In particular, anti Americanism and anti-Sovietism seemed inevitable in the former Japanese colony, for its state of division was caused by these two hegemons that represented, respectively, the capitalist sphere and the socialist bloc.
However, if Ceausescu had expressed solidarity with the Prague Spring, it was through anti-sovietism rather than any shared critique of stalinism.
The connection he describes between anti-Sovietism and antisemitism was reinforced by the occupiers' general policy of recruiting among those who had been repressed earlier, such as former kulaks or those affected by the Great Terror, to which were added "racial" criteria that interacted with the results of Soviet nationalities policy.
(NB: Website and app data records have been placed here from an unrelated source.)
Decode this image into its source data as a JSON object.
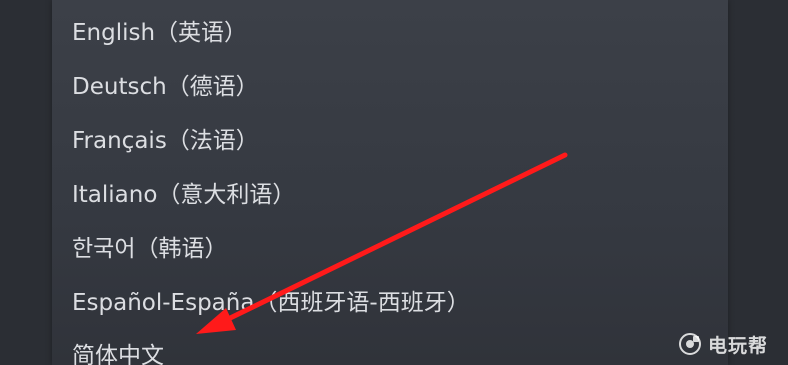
{
  "language_menu": {
    "items": [
      {
        "label": "English（英语）"
      },
      {
        "label": "Deutsch（德语）"
      },
      {
        "label": "Français（法语）"
      },
      {
        "label": "Italiano（意大利语）"
      },
      {
        "label": "한국어（韩语）"
      },
      {
        "label": "Español-España（西班牙语-西班牙）"
      },
      {
        "label": "简体中文"
      }
    ]
  },
  "annotation": {
    "arrow_color": "#ff1a1a",
    "arrow_target": "简体中文"
  },
  "watermark": {
    "text": "电玩帮",
    "icon": "game-controller-logo"
  }
}
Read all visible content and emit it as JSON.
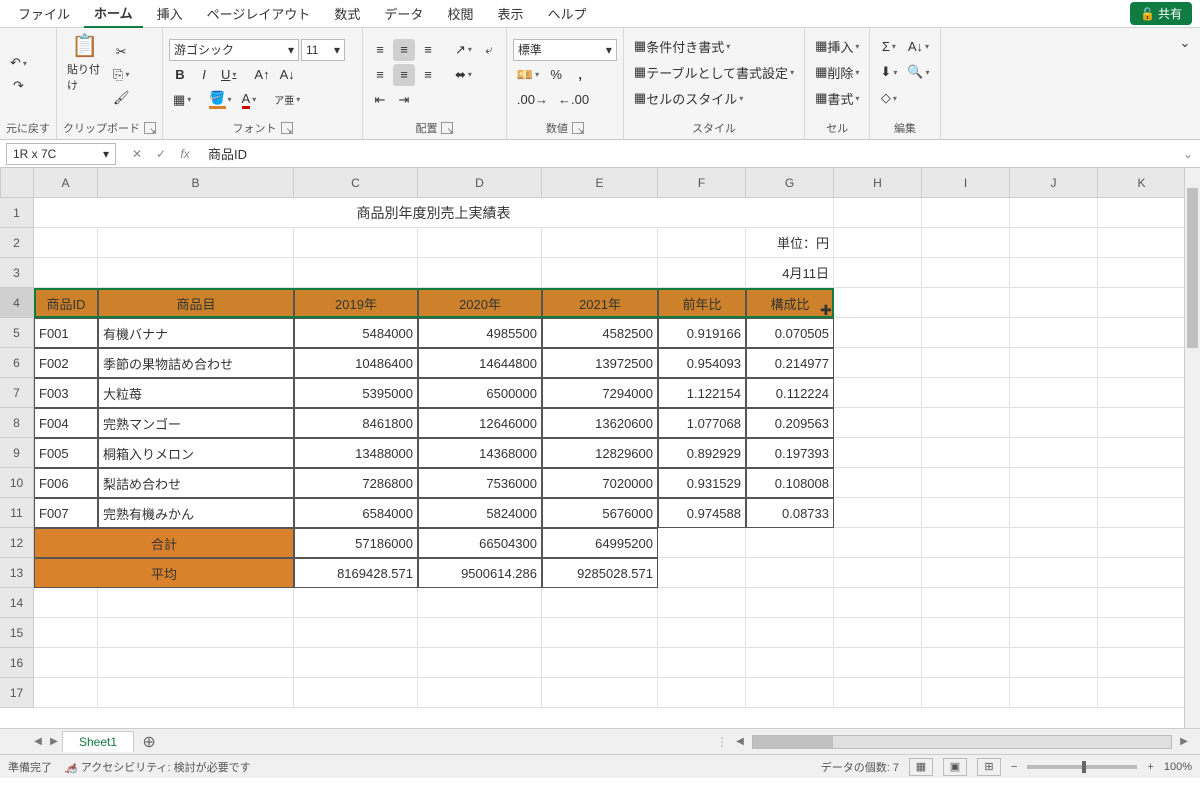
{
  "menu": {
    "items": [
      "ファイル",
      "ホーム",
      "挿入",
      "ページレイアウト",
      "数式",
      "データ",
      "校閲",
      "表示",
      "ヘルプ"
    ],
    "active": "ホーム",
    "share": "共有"
  },
  "ribbon": {
    "undo_label": "元に戻す",
    "clipboard": {
      "paste": "貼り付け",
      "label": "クリップボード"
    },
    "font": {
      "name": "游ゴシック",
      "size": "11",
      "bold": "B",
      "italic": "I",
      "underline": "U",
      "label": "フォント"
    },
    "alignment": {
      "label": "配置"
    },
    "number": {
      "format": "標準",
      "label": "数値"
    },
    "styles": {
      "conditional": "条件付き書式",
      "table": "テーブルとして書式設定",
      "cell": "セルのスタイル",
      "label": "スタイル"
    },
    "cells": {
      "insert": "挿入",
      "delete": "削除",
      "format": "書式",
      "label": "セル"
    },
    "editing": {
      "label": "編集"
    }
  },
  "formula_bar": {
    "namebox": "1R x 7C",
    "formula": "商品ID"
  },
  "sheet": {
    "title": "商品別年度別売上実績表",
    "unit_label": "単位：円",
    "date_label": "4月11日",
    "columns": [
      "A",
      "B",
      "C",
      "D",
      "E",
      "F",
      "G",
      "H",
      "I",
      "J",
      "K"
    ],
    "headers": [
      "商品ID",
      "商品目",
      "2019年",
      "2020年",
      "2021年",
      "前年比",
      "構成比"
    ],
    "rows": [
      {
        "id": "F001",
        "name": "有機バナナ",
        "y2019": "5484000",
        "y2020": "4985500",
        "y2021": "4582500",
        "ratio": "0.919166",
        "comp": "0.070505"
      },
      {
        "id": "F002",
        "name": "季節の果物詰め合わせ",
        "y2019": "10486400",
        "y2020": "14644800",
        "y2021": "13972500",
        "ratio": "0.954093",
        "comp": "0.214977"
      },
      {
        "id": "F003",
        "name": "大粒苺",
        "y2019": "5395000",
        "y2020": "6500000",
        "y2021": "7294000",
        "ratio": "1.122154",
        "comp": "0.112224"
      },
      {
        "id": "F004",
        "name": "完熟マンゴー",
        "y2019": "8461800",
        "y2020": "12646000",
        "y2021": "13620600",
        "ratio": "1.077068",
        "comp": "0.209563"
      },
      {
        "id": "F005",
        "name": "桐箱入りメロン",
        "y2019": "13488000",
        "y2020": "14368000",
        "y2021": "12829600",
        "ratio": "0.892929",
        "comp": "0.197393"
      },
      {
        "id": "F006",
        "name": "梨詰め合わせ",
        "y2019": "7286800",
        "y2020": "7536000",
        "y2021": "7020000",
        "ratio": "0.931529",
        "comp": "0.108008"
      },
      {
        "id": "F007",
        "name": "完熟有機みかん",
        "y2019": "6584000",
        "y2020": "5824000",
        "y2021": "5676000",
        "ratio": "0.974588",
        "comp": "0.08733"
      }
    ],
    "total": {
      "label": "合計",
      "y2019": "57186000",
      "y2020": "66504300",
      "y2021": "64995200"
    },
    "avg": {
      "label": "平均",
      "y2019": "8169428.571",
      "y2020": "9500614.286",
      "y2021": "9285028.571"
    }
  },
  "tabs": {
    "sheet1": "Sheet1"
  },
  "status": {
    "ready": "準備完了",
    "accessibility": "アクセシビリティ: 検討が必要です",
    "count": "データの個数: 7",
    "zoom": "100%"
  }
}
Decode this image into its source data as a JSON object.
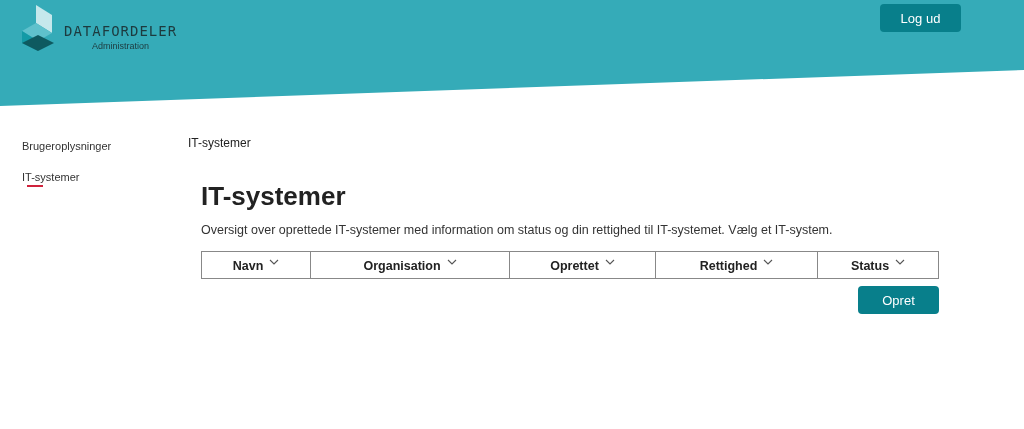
{
  "header": {
    "logo": {
      "name": "DATAFORDELER",
      "subtitle": "Administration"
    },
    "logout_button": "Log ud"
  },
  "sidebar": {
    "items": [
      {
        "label": "Brugeroplysninger",
        "selected": false
      },
      {
        "label": "IT-systemer",
        "selected": true
      }
    ]
  },
  "breadcrumb": "IT-systemer",
  "page": {
    "title": "IT-systemer",
    "description": "Oversigt over oprettede IT-systemer med information om status og din rettighed til IT-systemet. Vælg et IT-system.",
    "table": {
      "columns": [
        "Navn",
        "Organisation",
        "Oprettet",
        "Rettighed",
        "Status"
      ]
    },
    "create_button": "Opret"
  }
}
During the Cold War they provided a populist base for anti-Sovietism in France, and they defended French colonialism in Algeria and Indochina to the bitter end.
Bush II receives a scathing "F" for his "catastrophic leadership" animated by a neoconservative Manichaeism (anti-Islamism replacing anti-Sovietism) and a missionary zeal that bred simpleminded dogmatism and destructive unilateralism.
Mr Pavlovsky: "David absorbed anti-Sovietism, as the saying goes, with his mother's milk."
As with Peter Fraser before him and Keith Holyoake, John Marshall and Rob Muldoon afterwards, there was a tactical as well as purely ideological motivation to Holland's anti-Sovietism. He saw advantage in vigorously attacking the Soviet Union, particularly when it committed one of its periodic outrages, as in Hungary in 1956.
Any literate person of Kristol's generation surely remembers the repressive charges of "anti-Sovietism" leveled by the pre-Gorbachev Kremlin against domestic dissidents, including the great pro-democracy (and, yes, pro-peace) dissident Andrei Sakharov.
And here is the author, writing admiringly of his father's refusal to become "a paladin of anti-Sovietism" after the publication of Doctor Zhivago: The tragic thing about the history of Communism is that being anti-Soviet always means being anti-communist and you really could not be a Communist and go against the October Revolution, the echo of which was still too enormous.
Despite signs of anti-Sovietism in Czechoslovakia, Hungary, and Poland, the CIA--in May 1988--saw no "unraveling of Moscow's East European empire" and no "diminished military threat posed by the Warsaw Pact." The "Berlin Wall will stay," according to an estimate issued the year before the wall's collapse, "whatever tactical advantages Gorbachev might see in its removal." And the agency went on to predict that, if necessary, Gorbachev would sponsor a "crackdown to preserve Soviet influence." Even after the collapse of every Communist regime in Eastern Europe, the CIA refused to change its assessments of Soviet influence in the region.
Granma praised Churchill for "leaving behind his sick anti-Sovietism to see in time that the USSR was the only ally capable of avoiding total debacle for England in the Second World War".
Part II analyzes antitotalitarianism in the Supreme Court from World War II through the 1960s, showing how the influence of anti-Nazism and anti-Sovietism contributed to landmark decisions in many fields of constitutional law.